Ghislaine and Debra-Rose were inseparable.
But soon after, Ghislaine's dad took up a position with the New Zealand Consulate in New Caledonia, and the two girls lost touch.
Then, using TradeMe's now defunct old Old Friends website, Debra-Rose found Ghislaine and her family in Nice a few years ago.
Many emails later Debra-Rose and myself visited Ghislaine, husband Ahmed and their daughter Suzy in Nice last September.
This was perhaps the most stimulating 48 hours of our lives, as the vibrant couple escorted round the Cote d'Azur, on to Monte Carlo and far into the hinterland to see Queen Victoria's astonishing winter palace.
Meanwhile, couple's rambling near-cliffside apartment reminded me of a James Bond set.
Ghislaine is a dynamic character, still fond of laughing and still known for her sunny personality.
We caught up on the lost years at a Nice pizza restaurant, delving into international politics, history, art and travels.
While still in her teens, Ghislaine had fallen in love with her handsome Egyptian husband all those years back in New Caledonia, when the young banker was often mistaken for Tom Jones.
Ahmed turned out to be a great character, worldly wise with a gentle sense of humour, a vast general knowledge and inscrutable politics.
His financial career had been spent in New York and the Persian Gulf.
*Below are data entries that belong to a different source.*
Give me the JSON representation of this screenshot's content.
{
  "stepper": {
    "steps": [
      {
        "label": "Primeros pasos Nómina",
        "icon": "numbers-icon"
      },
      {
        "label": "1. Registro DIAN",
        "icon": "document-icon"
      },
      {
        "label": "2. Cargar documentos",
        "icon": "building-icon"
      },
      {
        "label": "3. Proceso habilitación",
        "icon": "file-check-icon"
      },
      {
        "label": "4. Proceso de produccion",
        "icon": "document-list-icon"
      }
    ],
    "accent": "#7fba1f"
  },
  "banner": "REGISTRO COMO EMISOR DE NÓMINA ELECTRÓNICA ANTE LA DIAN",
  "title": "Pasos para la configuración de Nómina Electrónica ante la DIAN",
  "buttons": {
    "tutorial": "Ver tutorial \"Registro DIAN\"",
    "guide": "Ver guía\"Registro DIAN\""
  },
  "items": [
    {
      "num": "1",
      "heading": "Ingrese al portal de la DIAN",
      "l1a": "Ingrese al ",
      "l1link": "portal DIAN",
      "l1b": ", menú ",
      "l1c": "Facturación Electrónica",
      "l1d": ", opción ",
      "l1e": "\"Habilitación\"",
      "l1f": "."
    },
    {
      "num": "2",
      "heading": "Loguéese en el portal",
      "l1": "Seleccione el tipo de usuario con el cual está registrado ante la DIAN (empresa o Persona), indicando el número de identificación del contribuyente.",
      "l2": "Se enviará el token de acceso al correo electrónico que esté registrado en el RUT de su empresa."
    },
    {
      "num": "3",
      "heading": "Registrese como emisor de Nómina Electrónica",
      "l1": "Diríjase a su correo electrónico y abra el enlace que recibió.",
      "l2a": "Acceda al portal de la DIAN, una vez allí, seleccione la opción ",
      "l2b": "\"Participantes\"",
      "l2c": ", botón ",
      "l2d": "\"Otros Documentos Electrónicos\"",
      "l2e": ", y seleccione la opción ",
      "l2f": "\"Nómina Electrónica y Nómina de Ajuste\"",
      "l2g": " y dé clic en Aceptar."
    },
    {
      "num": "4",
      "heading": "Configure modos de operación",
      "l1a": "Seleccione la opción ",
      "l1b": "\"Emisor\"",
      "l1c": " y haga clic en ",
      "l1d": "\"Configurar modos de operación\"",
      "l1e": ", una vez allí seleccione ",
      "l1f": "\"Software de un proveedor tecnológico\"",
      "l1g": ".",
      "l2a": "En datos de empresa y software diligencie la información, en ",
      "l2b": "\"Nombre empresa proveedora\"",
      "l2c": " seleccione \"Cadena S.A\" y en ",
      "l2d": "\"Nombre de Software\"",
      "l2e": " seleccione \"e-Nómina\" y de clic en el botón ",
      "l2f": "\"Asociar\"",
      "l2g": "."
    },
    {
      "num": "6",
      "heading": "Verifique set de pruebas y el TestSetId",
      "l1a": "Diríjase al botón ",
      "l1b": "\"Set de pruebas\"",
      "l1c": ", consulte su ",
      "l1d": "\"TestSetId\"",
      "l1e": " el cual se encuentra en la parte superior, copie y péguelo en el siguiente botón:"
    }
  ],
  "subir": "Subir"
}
He also served with distinction in the National Guard.
The couple were now splitting their time between an apartment on La Cote D'Azur and their Egyptian farm, where they've just built a new house.
And by the way, they had a harrowing tale of only narrowly avoided the Nice terrorist truck attack of July 14.
Next time we hope this lovely couple will visit us in Auckland, and that Suzy and siblings will follow.
Meanwhile, Debra-Rose and I tracked down and spent an evening with my old pal Phillip and his wife Mary in Greymouth.
One must point out that Greymouth has far better surf than the Riviera.
Phillip is happy, now a grandfather, part-time teacher, genius home handyman and gardener, and just as full of fun as he was at 14.
But alas, of John Tayor and Gary Carter, so far neither hide nor hair . . .